Fuller’s other new NBC series – Mockingbird Lane – has also generated mixed early responses, but for different reasons. Those who loved Pushing Daisies have been enthused to see Fuller put a similarly darkly-whimsical, yet tragic-comical spin on the Munsters premise, making a family of literal monsters relevant in our modern world. However, those who remain against the idea exist in large enough numbers to suggest the audience for this show will be limited.
Deadline says the pilot episode – directed by X-Men series ‘architect’ Bryan Singer – was “lauded for its visual style” but that it did not execute Fuller’s “high-concept premise” well enough for NBC heads. The site is emphasizing that no final decisions have been made, but it appears that NBC will be passing on the project for entirely different reasons than it had for skipping out on last year’s Wonder Woman pilot. That’s in spite of Fuller’s Mockingbird Lane pilot script being one of the few carried over before Bob Greenblatt took over as Entertainment Chairman.

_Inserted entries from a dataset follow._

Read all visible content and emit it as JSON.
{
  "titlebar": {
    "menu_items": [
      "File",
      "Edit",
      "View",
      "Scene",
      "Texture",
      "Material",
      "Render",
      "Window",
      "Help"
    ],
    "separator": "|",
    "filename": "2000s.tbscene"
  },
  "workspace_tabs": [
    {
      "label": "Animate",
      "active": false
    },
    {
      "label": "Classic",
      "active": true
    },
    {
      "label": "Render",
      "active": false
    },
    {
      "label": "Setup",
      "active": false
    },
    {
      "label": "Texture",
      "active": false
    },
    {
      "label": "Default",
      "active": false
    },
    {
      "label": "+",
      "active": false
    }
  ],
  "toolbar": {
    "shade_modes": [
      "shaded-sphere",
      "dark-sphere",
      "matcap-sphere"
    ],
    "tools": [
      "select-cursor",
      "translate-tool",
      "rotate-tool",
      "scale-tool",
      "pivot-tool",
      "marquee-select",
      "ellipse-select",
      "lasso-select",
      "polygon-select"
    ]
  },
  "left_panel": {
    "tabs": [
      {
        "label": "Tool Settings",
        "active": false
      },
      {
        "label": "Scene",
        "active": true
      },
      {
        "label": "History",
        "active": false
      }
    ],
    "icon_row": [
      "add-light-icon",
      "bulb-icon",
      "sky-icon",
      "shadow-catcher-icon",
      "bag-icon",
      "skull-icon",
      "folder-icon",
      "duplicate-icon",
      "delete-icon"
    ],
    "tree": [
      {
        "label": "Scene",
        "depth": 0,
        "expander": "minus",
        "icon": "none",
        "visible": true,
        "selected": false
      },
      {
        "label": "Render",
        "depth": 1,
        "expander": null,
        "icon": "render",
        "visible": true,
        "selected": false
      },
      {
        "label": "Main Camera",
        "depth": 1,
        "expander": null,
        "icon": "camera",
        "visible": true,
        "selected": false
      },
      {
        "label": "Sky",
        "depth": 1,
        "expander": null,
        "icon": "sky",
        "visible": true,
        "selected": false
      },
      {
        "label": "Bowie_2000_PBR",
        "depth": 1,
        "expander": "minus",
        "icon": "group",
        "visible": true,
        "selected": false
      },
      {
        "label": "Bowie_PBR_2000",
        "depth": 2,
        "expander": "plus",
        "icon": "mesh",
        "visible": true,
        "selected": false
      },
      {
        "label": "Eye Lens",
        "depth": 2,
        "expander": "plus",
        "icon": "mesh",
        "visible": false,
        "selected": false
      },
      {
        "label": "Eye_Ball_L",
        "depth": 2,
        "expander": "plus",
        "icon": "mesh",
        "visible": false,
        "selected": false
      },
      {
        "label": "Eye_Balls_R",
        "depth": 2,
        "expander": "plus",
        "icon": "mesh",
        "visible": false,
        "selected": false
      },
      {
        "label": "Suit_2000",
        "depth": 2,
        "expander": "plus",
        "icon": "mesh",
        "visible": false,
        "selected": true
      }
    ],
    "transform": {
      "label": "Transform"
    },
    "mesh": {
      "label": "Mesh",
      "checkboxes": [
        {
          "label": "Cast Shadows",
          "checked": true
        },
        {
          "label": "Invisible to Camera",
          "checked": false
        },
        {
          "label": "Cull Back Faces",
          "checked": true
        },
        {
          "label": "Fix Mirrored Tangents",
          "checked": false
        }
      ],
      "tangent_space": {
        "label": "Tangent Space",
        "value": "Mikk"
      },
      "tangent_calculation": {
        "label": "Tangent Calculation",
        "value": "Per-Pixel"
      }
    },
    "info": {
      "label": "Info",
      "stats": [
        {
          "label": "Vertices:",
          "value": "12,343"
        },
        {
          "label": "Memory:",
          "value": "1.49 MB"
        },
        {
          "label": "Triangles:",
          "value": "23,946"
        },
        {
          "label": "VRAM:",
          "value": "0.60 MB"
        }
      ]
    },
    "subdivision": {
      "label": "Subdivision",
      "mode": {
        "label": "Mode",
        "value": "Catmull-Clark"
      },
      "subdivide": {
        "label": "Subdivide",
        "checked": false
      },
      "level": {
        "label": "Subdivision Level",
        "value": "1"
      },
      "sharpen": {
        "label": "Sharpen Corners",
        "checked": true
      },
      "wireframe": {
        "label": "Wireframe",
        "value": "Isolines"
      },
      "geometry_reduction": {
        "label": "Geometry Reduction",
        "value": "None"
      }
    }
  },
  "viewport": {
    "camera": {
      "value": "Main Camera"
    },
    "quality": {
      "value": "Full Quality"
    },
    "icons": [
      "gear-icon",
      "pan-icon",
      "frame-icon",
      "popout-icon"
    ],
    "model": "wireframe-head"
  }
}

However, since that story broke last night (at the time of writing this), Bryan Fuller has taken to Twitter, with a message saying “NBC just informed me the Deadline article regarding
#MockingbirdLane was Dead Wrong. Stay tuned for updates!” Beyond that, though, there have been no additional statements issued from NBC about the accuracy of Deadline‘s scoop (or lack thereof).
Now, this does not mean Mockingbird Lane, for certain, will be picked up, nor that Deadline is completely incorrect in its assessment that the situation looks grim (no pun). Fuller’s announcement does, however, suggest that executives over at NBC are not prepared to write-off the show altogether (at least, not yet). It’s possible the network is holding off on a final decision until, say, it gets a better look at the Hannibal pilot (directed by David Slade) and determines whether or not it’s worth investing in two Fuller projects of unequal commercial viability.
Moreover, a pilot is rarely (never?) a proper testament to a show’s full potential. It would be a nice change-of-pace to see an unusual series like Mockingbird Lane – which Fuller has likened to American Horror Story and Harry Potter – get a real chance to bloom before it gets cancelled. Fans are used to Fuller’s series being cut down prematurely by now, but it usually takes place after they either reach the air (Wonderfalls) or a couple solid seasons of entertainment (Dead Like Me).
More on Mockingbird Lane as the story develops.